Belorussian territory under Poland experienced its own drama. The new Polish state, where ethnic minorities, including Belorussians, Ukrainians, Jews, and Germans, made up one-third of the country's population, began as a democracy. The country's 3.5 million Belorussians were able to open their own primary schools, high schools, and teachers' colleges; the government supported cultural activities; and Belorussians elected three senators and eleven deputies to the Polish parliament, or Sejm, in 1922.
By 1924, however, Poland's policy toward ethnic minorities had changed drastically. Under the guise of combating communism, most Belorussian schools were closed, and publications in the Belorussian language were banned. The government encouraged ethnic Poles to settle in the Belorussian region, but at the same time it neglected the overall economic development of the area. The Belorussian region became an agricultural appendage to a more industrialized Poland, and unemployment and land hunger were widespread. Between 1925 and 1938, some 78,000 people emigrated from this part of Poland in search of work, mainly to France and Latin America.

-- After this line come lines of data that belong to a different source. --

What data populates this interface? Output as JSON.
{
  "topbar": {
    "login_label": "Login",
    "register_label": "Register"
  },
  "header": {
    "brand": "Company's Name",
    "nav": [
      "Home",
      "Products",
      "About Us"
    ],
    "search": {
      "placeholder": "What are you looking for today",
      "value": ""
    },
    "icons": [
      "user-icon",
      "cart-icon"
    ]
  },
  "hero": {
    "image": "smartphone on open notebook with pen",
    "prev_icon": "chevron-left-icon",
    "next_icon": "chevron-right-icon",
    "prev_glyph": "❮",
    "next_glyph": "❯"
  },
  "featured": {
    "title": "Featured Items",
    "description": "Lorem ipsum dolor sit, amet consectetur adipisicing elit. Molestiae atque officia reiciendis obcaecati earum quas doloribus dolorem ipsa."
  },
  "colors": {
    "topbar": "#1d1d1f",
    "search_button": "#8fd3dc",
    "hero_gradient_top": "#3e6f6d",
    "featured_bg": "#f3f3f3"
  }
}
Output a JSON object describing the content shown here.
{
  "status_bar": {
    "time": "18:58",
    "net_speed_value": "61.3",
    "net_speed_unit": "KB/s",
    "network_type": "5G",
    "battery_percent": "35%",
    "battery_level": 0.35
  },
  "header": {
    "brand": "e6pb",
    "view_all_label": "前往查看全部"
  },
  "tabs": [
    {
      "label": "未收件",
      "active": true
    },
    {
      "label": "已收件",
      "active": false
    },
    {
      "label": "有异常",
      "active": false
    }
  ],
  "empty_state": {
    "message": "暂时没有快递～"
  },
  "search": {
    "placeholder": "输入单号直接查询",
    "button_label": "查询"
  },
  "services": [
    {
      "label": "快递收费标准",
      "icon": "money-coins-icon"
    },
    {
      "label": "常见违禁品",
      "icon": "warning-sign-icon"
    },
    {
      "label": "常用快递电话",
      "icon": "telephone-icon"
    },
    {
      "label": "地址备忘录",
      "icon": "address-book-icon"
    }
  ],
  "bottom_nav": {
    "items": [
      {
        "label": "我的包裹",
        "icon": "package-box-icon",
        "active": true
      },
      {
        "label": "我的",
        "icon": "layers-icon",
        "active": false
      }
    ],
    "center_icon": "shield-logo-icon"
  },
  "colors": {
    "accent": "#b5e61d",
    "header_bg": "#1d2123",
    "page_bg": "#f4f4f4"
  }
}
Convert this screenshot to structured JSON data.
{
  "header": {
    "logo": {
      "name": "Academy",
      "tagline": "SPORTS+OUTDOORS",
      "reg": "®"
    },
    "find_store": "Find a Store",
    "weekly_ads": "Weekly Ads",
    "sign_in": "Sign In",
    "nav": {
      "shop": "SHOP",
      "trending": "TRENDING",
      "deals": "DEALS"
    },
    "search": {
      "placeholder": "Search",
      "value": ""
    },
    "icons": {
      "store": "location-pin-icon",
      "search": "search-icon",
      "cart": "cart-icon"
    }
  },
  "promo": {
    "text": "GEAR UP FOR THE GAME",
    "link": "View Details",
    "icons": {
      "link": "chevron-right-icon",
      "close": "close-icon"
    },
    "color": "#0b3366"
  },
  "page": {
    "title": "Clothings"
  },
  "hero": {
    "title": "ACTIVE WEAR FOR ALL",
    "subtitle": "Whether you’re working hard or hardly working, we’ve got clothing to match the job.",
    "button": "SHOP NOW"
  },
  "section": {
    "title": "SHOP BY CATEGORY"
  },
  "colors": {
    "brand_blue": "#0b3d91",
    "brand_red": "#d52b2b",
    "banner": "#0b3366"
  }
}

In May 1926, war hero Marshal Józef Pilsudski established an authoritarian regime in Poland. The following year, when the Belorussian Peasant-and-Workers' Union spearheaded a widespread protest against the government's oppressive policies in the Belorussian region, the regime arrested and imprisoned the union's activists. Further governmental policies toward the socalled Eastern Territories (the official name for the Belorussian and Ukrainian regions) were aimed at imposing a Polish and Roman Catholic character on the region.
In 1935 Poland declared that it would no longer be bound by the League of Nations treaty on ethnic minorities, arguing that its own laws were adequate. That same year, many Belorussians in Poland who opposed the government's policies were placed in a concentration camp at Byaroza-Kartuzski (Bereza Kartuska, in Polish). The Belorussians lost their last seat in the Polish Sejm in the general elections of 1935, and the legislation that guaranteed the right of minority communities to have their own schools was repealed in November 1938. The state then involved itself more deeply in religion by attempting to Polonize the Orthodox Church and subordinate it to the government.
Source: U.S. Library of Congress